Hi, I’m Danielle Roberts of Boomer Benefits,
where we teach baby boomers how to navigate Medicare. In this video, I’m going to show you the parts
of Medicare and help you determine which parts you need and which parts you don’t. Be sure to stay til the end, so that you can
download our free new to Medicare checklist. When it comes to understanding our federal
government program for people age 65 and older and people with certain disabilities, understanding
Medicare starts with the parts. Let’s take a look at how those work. One of the things that I have found helpful
for the clients we with here at Boomer Benefits is to explain that Medicare has parts, and
then when we use the word plans, we’re typically talking about supplemental coverage or Medicare
Advantage. So remember, Medicare has parts, and supplemental
options have plans. Part A is your hospital coverage. You want to think of this as your room and
board. It’s going to pay for a semi-private hospital
room, including three square meals a day, the nurse who comes around to visit you, and
it’s also going to take care of your skilled nursing, hospice, and even blood transfusions. Many people don’t realize that some of the
things that happen in the hospital actually fall under Part B.
Part B is your outpatient medical coverage. This is generally going to be things like
doctor visits, lab work, physical therapy, medical supplies, but it also covers some
things that happen in a hospital or clinical setting, including surgeries, ambulance rides,
chemotherapy, and radiation. Those two parts make up your original Medicare,
or sometimes what we call traditional Medicare. Part C and D came later. Let’s take a look at those. Part C is also called Medicare Advantage,
which is an optional form of coverage where you can get your Part A and B benefits through
a private insurance company. It’s not a part of original Medicare, so you
don’t enroll in it at the social security office. Since Medicare Parts A and B don’t cover 100%
of your costs, most beneficiaries purchase some sort of optional coverage to fill in
the gaps. There are two primary ways to do this, either
through a Medicare supplement or a part C Medicare Advantage plan. Medicare Advantage plans are a form of managed
care. If you enroll in one, you’ll get Part A and
B benefits through the plan’s network of providers instead of through original Medicare. To qualify for a Medicare Advantage plan,
you must be enrolled in both Medicare parts A and B and live in the plan service area. Since this video is about the basic parts
of Medicare, we won’t get into the details about Advantage plans today. But you can find more information about them
on the Boomer Benefits website. For the purposes of this video however, it’s
important to note that since not everyone wants to get their benefits through a Medicare
Advantage plan, Medicare Part C is optional and not everyone enrolls in it. Part D is your prescription drug coverage. And you want to think of this as a pharmacy
card. It’s going to allow you to pick up your retail
prescription drugs at your local pharmacy. Part D is voluntary, and not everyone needs
it. For instance, some people may have veterans’

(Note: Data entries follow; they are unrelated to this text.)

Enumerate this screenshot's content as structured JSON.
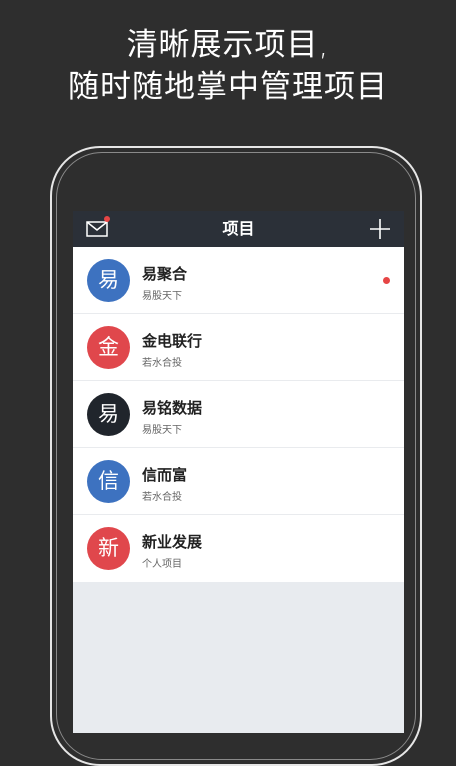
{
  "promo": {
    "line1": "清晰展示项目,",
    "line2": "随时随地掌中管理项目"
  },
  "navbar": {
    "title": "项目",
    "mail_icon": "mail-icon",
    "add_icon": "plus-icon"
  },
  "projects": [
    {
      "avatar_char": "易",
      "avatar_color": "#3d72c0",
      "name": "易聚合",
      "subtitle": "易股天下",
      "unread": true
    },
    {
      "avatar_char": "金",
      "avatar_color": "#e0474c",
      "name": "金电联行",
      "subtitle": "若水合投",
      "unread": false
    },
    {
      "avatar_char": "易",
      "avatar_color": "#20252c",
      "name": "易铭数据",
      "subtitle": "易股天下",
      "unread": false
    },
    {
      "avatar_char": "信",
      "avatar_color": "#3d72c0",
      "name": "信而富",
      "subtitle": "若水合投",
      "unread": false
    },
    {
      "avatar_char": "新",
      "avatar_color": "#e0474c",
      "name": "新业发展",
      "subtitle": "个人项目",
      "unread": false
    }
  ],
  "colors": {
    "background": "#2e2e2e",
    "navbar": "#2b3038",
    "badge": "#e64545",
    "screen_empty": "#e8ebef"
  }
}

benefits, and they can get some of their drugs filled at the VA. However, if you don’t enroll in Part D when
you’re first eligible and you decide to enroll later, you may be subject to a late penalty. So there you have it. Today we learned that Medicare has four parts. There are three parts that cover hospital,
outpatient, and drug coverage, and one part, which is simply another way to access your
Medicare Part A and B benefits. Now for a deeper dive on what Medicare covers
and to begin learning about your supplemental options, find the link to my blog post below,
Four Simple Steps to Understanding Medicare. On that post, you can download our free new
to Medicare checklist for people turning 65. And finally, if you enjoyed this video, be
sure to hit the like button, share it with your friends, and subscribe to our channel
for more news and information about Medicare. Thanks for watching, and I’ll see you in the
next video.